According to Dr. John Gottman’s marriage research, the following were characteristic of couples who divorced.
- In unhappy couples, partners still made many bids for attention, closeness, or reassurance. However, they only responded to each other’s bids 33% of the time.
- Wives raised issues harshly and tended to make generalized statements, such as “You never …,” “You always …,” or “What’s wrong with you?”
- Unhappy husbands got upset more easily (as indicated by heart rate, breathing, etc.) during arguments and had a harder time calming down.
- As a result, husbands tended to shut down and become as blank as a wall or to withdraw from their wives.
- Sometimes, wives shut down and/or withdrew. It was particularly disastrous if the wife was the one to withdraw.
- In short, when arguments started with a harsh comment, 94% of the time they only got worse!
Before they realize what’s happened to them, many couples develop an unhealthy cycle of interactions.
- Criticism – launching an attack on your partner by questioning his or her character, intelligence, and/or abilities
- Stonewalling – withdrawing and/or refusing to respond to your partner
- Defensiveness – reactively attacking for self-protection
- Contempt – this one is particularly toxic (Couples who show contempt, either verbally or nonverbally, for one another rarely fare well.)

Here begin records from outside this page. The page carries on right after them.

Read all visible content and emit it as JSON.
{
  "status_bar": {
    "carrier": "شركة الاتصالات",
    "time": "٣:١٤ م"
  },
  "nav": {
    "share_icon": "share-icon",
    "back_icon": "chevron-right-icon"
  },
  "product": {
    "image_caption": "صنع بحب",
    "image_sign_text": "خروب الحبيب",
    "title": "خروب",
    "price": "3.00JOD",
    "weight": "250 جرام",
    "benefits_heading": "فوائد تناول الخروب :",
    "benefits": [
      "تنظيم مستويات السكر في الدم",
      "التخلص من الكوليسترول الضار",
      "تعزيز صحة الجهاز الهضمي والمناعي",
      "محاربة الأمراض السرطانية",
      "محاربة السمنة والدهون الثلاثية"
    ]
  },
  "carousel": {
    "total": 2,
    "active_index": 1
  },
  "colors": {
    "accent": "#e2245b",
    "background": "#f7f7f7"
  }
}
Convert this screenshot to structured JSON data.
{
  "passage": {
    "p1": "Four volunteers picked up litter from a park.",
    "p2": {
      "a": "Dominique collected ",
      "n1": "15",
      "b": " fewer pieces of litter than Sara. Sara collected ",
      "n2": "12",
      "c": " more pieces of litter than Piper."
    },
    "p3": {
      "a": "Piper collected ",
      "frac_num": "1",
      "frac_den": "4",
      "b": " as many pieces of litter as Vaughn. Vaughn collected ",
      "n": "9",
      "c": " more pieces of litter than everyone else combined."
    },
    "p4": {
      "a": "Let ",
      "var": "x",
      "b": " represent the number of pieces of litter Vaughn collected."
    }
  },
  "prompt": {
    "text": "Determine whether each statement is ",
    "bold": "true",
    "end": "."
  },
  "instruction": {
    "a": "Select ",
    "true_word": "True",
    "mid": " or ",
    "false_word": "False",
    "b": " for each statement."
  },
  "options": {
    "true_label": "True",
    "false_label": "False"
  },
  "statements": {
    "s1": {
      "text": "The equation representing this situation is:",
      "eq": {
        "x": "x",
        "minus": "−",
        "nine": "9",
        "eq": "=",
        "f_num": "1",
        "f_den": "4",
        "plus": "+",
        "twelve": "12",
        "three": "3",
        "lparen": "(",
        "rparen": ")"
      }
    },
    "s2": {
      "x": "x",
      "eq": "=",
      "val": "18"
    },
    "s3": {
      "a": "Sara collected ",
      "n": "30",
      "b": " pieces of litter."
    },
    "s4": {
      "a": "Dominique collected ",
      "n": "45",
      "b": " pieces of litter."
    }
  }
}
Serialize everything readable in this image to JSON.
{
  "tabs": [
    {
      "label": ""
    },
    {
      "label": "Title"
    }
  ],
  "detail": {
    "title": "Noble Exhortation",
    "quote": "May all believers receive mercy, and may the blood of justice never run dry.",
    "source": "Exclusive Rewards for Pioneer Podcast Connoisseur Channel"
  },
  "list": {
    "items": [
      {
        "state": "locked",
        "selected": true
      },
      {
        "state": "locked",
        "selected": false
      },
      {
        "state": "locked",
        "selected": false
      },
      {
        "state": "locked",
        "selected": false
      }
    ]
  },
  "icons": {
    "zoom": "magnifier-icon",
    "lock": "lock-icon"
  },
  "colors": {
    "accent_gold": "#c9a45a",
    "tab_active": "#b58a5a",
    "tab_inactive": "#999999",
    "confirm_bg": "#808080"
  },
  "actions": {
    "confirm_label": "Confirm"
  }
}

Even so, Gottman found that 83% of newlyweds who criticized, stonewalled, and/or made defensive attacks were able to stabilize their marriages over time if … they learned how to make adequate repairs of the damage after the fight.